◆ **Task prompt**: Where the records hold the string "Mode", show the whole line it sits on.

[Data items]
◆ ◆ ◆ ◆

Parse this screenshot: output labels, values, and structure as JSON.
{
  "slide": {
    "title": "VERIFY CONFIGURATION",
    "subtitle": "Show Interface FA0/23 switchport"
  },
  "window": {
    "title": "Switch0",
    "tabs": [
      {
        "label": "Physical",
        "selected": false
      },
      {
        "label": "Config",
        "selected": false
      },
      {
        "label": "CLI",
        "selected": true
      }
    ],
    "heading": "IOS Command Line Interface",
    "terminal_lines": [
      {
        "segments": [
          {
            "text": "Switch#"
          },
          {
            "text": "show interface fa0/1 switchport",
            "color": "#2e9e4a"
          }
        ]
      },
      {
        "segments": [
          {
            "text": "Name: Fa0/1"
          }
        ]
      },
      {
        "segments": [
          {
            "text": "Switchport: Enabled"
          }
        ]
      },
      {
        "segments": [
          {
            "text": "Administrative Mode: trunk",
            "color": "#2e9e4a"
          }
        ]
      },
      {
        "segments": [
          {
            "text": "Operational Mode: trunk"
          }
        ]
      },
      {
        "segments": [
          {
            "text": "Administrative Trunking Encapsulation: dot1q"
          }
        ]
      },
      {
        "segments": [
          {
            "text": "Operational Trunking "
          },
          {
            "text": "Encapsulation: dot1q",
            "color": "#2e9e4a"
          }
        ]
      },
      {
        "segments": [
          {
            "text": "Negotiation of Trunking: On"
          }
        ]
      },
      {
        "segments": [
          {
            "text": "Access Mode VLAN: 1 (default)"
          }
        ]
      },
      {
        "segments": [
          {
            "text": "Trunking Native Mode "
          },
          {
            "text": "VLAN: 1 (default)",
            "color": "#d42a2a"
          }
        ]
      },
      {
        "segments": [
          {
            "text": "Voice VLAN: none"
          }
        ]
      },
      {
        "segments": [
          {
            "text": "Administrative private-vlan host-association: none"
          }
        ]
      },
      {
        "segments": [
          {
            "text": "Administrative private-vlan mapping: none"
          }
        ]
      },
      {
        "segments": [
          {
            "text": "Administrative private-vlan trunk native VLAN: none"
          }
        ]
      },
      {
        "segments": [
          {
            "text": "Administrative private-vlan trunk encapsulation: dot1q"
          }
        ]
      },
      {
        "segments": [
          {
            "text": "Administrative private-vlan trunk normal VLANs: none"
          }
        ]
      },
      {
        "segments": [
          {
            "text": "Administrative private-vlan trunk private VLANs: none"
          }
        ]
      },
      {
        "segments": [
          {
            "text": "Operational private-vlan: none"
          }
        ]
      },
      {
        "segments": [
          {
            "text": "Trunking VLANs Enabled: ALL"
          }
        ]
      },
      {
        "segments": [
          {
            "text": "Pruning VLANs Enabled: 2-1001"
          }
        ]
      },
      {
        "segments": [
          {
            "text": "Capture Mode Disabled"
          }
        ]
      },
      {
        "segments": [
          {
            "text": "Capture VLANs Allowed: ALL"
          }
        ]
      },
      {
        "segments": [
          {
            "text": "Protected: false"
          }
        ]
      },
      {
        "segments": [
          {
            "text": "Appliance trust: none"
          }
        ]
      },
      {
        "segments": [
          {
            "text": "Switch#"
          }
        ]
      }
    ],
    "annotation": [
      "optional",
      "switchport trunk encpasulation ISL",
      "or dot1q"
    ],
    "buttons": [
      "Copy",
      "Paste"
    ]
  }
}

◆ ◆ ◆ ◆

◆ **Answer to this exercise**:
            "text": "Administrative Mode: trunk",
            "text": "Operational Mode: trunk"
            "text": "Access Mode VLAN: 1 (default)"
            "text": "Trunking Native Mode "
            "text": "Capture Mode Disabled"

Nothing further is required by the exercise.